Marketing Needs To Be Measured

For a long time now, I’ve been pumping out blog content to various social media channels as part of my marketing plan. I enjoy blogging and playing around with images so have really just been doing this for fun and recreation. Recently though I started to think about whether all of my efforts are actually worth it and in terms of marketing for my business and if they are really working. Sure, I have attracted the odd lead here and there but I couldn’t really tell you whether or not it was because of my social media activity or indeed which particular channel was responsible. So I decided it was time to delve into analytics. I wanted to know more about my audience and why they gravitated to my content. I looked at Facebook, Twitter, my Website (Google Analytics) and my newsletter metrics. This is what I have discovered so far.

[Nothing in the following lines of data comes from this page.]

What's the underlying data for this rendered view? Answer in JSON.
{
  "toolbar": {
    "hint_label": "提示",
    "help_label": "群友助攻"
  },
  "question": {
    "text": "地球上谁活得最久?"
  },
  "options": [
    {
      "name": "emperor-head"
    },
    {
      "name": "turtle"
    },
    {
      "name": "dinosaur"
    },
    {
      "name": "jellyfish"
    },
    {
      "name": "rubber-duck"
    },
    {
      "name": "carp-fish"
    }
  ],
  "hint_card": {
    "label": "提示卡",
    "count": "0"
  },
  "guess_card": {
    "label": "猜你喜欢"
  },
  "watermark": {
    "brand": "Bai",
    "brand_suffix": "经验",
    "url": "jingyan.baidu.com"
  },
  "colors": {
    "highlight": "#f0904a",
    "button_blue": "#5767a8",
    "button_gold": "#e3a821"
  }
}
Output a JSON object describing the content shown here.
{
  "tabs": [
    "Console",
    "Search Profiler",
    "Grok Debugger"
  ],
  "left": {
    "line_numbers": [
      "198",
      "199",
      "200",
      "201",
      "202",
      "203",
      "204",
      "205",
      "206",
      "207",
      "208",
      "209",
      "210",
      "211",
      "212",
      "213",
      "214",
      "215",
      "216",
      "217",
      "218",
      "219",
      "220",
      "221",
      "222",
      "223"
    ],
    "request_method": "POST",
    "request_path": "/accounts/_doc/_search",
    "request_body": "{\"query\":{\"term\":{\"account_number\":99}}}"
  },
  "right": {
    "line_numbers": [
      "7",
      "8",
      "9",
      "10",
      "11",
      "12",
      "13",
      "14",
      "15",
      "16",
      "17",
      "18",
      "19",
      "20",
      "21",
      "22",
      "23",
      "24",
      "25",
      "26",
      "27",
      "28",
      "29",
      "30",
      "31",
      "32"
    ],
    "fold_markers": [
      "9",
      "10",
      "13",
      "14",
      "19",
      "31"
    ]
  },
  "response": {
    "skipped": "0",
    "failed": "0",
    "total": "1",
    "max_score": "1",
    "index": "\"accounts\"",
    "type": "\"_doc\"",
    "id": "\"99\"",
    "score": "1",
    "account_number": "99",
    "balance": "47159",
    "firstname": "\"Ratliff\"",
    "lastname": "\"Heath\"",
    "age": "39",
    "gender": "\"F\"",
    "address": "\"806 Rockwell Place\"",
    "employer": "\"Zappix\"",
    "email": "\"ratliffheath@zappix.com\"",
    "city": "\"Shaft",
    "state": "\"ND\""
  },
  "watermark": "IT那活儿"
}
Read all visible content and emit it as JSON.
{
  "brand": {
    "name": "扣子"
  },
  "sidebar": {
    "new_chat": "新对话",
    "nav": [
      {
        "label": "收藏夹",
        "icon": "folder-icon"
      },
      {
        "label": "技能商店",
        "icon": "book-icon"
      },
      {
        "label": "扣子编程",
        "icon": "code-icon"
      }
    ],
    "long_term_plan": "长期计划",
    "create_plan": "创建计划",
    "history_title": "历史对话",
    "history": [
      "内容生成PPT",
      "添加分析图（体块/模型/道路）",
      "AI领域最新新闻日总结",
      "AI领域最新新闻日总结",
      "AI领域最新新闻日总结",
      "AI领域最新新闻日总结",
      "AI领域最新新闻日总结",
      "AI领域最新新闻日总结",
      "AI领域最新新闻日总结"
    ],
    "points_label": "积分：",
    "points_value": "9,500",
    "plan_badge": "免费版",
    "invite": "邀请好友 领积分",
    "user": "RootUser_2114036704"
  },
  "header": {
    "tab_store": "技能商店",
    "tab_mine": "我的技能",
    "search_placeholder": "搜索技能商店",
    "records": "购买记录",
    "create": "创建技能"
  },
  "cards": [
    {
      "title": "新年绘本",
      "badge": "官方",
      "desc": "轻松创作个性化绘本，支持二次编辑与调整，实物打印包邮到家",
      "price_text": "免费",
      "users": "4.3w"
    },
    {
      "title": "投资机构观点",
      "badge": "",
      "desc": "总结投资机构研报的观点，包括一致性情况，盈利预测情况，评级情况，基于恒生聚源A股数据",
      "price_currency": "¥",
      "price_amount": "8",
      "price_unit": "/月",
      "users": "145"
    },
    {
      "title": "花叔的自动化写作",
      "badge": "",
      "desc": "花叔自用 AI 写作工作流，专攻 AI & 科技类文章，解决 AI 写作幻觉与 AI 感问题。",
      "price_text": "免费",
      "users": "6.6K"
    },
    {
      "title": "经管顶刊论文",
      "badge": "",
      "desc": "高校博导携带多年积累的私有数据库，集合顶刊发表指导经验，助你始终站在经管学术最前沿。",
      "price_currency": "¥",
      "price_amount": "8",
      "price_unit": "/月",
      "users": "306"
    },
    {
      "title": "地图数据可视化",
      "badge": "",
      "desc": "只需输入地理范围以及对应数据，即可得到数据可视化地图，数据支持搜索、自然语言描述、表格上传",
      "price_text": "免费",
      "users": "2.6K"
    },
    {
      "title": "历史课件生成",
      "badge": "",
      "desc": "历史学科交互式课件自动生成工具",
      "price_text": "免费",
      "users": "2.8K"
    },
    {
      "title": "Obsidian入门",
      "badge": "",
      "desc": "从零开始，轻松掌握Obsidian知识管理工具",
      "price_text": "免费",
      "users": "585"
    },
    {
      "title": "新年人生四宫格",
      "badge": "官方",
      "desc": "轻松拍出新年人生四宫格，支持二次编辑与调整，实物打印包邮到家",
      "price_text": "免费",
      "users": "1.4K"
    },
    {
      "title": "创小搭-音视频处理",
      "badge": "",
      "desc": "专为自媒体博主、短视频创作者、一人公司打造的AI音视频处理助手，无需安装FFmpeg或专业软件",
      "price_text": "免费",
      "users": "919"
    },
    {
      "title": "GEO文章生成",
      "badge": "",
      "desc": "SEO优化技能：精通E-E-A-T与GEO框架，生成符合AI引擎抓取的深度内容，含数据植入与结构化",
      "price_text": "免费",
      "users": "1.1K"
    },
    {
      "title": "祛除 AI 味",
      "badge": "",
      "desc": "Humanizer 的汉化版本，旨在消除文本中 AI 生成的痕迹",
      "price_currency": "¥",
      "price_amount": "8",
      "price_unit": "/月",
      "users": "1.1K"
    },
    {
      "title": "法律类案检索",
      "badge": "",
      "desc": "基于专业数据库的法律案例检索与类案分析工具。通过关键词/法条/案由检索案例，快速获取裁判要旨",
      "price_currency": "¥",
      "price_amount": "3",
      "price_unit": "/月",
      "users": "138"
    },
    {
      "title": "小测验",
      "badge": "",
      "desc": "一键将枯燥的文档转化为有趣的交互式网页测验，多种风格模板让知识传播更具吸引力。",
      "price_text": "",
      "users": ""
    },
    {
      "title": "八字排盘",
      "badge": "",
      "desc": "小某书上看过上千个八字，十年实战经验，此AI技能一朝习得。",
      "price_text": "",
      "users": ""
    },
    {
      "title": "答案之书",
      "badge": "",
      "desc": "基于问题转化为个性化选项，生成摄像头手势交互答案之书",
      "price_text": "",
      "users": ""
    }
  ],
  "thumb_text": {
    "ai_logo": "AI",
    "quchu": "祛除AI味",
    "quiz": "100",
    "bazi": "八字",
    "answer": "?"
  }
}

I started looking at analytics results for my marketing efforts in July this year and created a spreadsheet in which to record my data. I’ve shared it with you here (Social Media Analytics 2014-15.xlsx) in case you find this blog useful and would like to start looking at your own analytical data. If you use my spreadsheet, feel free to customise it to your own needs – you may wish to track other types of metrics that I haven’t included.


Recently, Twitter released its analytics tool to all Twitter users. I am using this tool for my analytics review. I am tracking various metrics including:

  • Engagement rate (clicks, retweets, replies, follows, favourites etc)
  • Retweet number
  • New follower number
  • Location and gender of followers
  • Most popular blog retweeted
  • Overall impressions (number of times users saw tweets)

Since July, my retweet and new follower numbers have increased. Most of my followers are male and come from Sydney and Melbourne. My most popular blog retweeted was “Xero’s business model stinks (but their software is cool)” and the highest number of impressions was 1.1K which is pleasing. My Twitter account is doing well!


If you have a Facebook page for your business, you can access Facebook Insights which is where you’ll find all of the metrics about your page. I find Facebook metrics a little clunky but am slowly getting used to it. For this channel I am tracking:

  • New page likes
  • Highest reach organic (how many people saw my content via clicks and visits to my page)
  • Highest reach paid (same as above but via paid promoted content)
  • Most popular post organic
  • Most popular post paid
  • Page visits
  • Audience gender, country, city and time they are on Facebook

My Facebook page isn’t doing that well. New page likes are actually decreasing and I only seem to achieve a high reach result when I use the paid option. I don’t seem to have many visits to the page at all. I guess bookkeeping content is pretty boring! In terms of my audience, most are female, come from Australia and live in Sydney and Melbourne. Interestingly, most of my “fans” are visiting Facebook between 5 and 8pm. This is obviously when I should be posting my content!


I use Google Analytics to track visitor activity to my website. You can track many different metrics with Google Analytics but again, I want to keep it simple and directed to my blog so I am tracking:

  • New visitor percentage
  • Returning visitor percentage
  • Number of site visits
  • Audience age, gender, country and city
  • Most popular blog post
  • Second most popular blog post
  • Most popular website page
  • Social channel used by most visitors
  • Popular keywords

In terms of audience, my visitors are mainly male and are aged 25-34 years. They are mainly Australian and come from Sydney and Melbourne. Consistently, my most visited website page is my Key Dates page and my most popular blog is 29 Common GST Mistakes. Most of my visitors are coming via Twitter which makes sense considering the success of my Twitter account. I am also tracking the keywords used by visitors to assist with future blog post writing.


I use Campaign Monitor for my email newsletters. It’s a great tool but I’ve found out via my analytics review that my newsletter efforts are probably futile. I am tracking percentage of open and clicks and numbers of unsubscribers and new subscribers. It seems that only half of my email list open the newsletter and while no one is unsubscribing yet, I am only averaging only 1 new subscriber per month – pitiful! I am seriously thinking of ditching my newsletter in favour of more direct informational emails to my clients which I believe would be more valuable. I could also use these as short blog posts on Facebook and Twitter.

I am glad that I started to review social media and website analytics. I am finding out which channels are working and which ones need more attention (or removal). By tracking this data I am discovering who my target market really is, what they are interested in, and how they are finding my website. I will be able to use this data to create to more specific blog posts directed to that market and their needs. I will also be able to use it to make decisions as to which channels I should retain and which ones I will lose in the future. This has been a very interesting experiment so far. I am looking forward to seeing the results at the end of 12 months.


Equilibrio’s business services are engaged and retained by start-up entrepreneurs, online entrepreneurs, thought leaders, coaches, consultants, venture capitalists, established business owners, managing directors, SME CEOs, general managers and other business builders.